Working data ->
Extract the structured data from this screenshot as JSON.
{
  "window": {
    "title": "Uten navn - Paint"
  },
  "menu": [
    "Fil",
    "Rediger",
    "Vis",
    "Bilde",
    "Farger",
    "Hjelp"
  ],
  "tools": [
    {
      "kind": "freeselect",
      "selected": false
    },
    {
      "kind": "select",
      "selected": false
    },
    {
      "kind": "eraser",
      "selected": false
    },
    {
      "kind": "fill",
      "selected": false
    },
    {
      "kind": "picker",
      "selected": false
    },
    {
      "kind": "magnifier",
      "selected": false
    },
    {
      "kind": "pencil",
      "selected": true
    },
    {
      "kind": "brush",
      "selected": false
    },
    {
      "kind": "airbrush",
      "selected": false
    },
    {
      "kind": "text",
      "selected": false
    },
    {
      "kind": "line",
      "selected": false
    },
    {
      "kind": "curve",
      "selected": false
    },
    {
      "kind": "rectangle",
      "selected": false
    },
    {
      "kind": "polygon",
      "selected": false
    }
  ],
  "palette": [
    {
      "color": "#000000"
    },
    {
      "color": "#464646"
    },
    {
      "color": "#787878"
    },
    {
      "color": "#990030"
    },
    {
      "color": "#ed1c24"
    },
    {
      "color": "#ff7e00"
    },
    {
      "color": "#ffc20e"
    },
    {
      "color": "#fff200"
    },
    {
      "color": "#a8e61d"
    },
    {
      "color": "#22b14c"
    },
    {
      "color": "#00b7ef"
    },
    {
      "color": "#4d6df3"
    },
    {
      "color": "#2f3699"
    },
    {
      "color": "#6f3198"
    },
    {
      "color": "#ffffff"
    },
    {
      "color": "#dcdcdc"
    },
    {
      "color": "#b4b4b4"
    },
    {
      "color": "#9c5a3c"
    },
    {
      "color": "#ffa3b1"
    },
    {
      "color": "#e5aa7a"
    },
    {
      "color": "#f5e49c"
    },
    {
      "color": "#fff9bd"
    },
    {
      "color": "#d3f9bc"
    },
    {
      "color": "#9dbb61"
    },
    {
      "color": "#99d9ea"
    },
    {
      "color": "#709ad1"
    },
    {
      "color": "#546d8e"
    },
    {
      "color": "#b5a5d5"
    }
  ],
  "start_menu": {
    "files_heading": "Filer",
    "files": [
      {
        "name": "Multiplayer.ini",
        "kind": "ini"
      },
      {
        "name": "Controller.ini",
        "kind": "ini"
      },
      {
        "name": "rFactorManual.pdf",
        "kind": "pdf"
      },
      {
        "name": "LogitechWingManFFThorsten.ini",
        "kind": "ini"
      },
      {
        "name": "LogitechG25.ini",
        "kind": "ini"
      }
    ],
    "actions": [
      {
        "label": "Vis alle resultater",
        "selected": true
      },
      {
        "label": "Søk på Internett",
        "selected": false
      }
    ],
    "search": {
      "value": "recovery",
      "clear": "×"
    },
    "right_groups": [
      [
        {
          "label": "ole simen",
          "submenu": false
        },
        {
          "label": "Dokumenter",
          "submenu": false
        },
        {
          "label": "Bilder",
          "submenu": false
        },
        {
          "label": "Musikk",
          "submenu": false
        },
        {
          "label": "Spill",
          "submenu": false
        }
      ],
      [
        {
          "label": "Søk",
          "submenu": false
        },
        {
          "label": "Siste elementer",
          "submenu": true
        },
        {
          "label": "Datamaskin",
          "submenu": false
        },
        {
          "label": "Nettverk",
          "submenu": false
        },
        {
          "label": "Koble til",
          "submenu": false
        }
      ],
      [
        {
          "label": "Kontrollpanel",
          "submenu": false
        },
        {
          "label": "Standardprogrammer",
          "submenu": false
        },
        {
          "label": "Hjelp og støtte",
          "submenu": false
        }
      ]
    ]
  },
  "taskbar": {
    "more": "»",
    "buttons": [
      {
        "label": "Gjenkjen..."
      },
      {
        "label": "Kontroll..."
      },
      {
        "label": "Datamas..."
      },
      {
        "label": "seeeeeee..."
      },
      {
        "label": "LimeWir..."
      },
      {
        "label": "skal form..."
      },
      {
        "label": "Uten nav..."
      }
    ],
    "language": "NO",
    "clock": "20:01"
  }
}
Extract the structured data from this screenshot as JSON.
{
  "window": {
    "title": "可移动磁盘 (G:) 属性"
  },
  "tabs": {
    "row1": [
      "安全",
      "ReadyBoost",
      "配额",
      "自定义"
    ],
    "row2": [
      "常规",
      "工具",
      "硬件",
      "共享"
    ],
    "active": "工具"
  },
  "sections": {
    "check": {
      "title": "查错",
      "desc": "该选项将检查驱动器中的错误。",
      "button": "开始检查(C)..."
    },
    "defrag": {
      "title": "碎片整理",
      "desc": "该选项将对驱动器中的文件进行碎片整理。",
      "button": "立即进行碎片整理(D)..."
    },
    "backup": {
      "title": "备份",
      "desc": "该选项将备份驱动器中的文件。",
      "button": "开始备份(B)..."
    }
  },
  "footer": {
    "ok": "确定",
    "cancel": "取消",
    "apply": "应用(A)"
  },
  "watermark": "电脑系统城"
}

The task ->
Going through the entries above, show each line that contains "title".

Task response ->
    "title": "Uten navn - Paint"
    "title": "可移动磁盘 (G:) 属性"
      "title": "查错",
      "title": "碎片整理",
      "title": "备份",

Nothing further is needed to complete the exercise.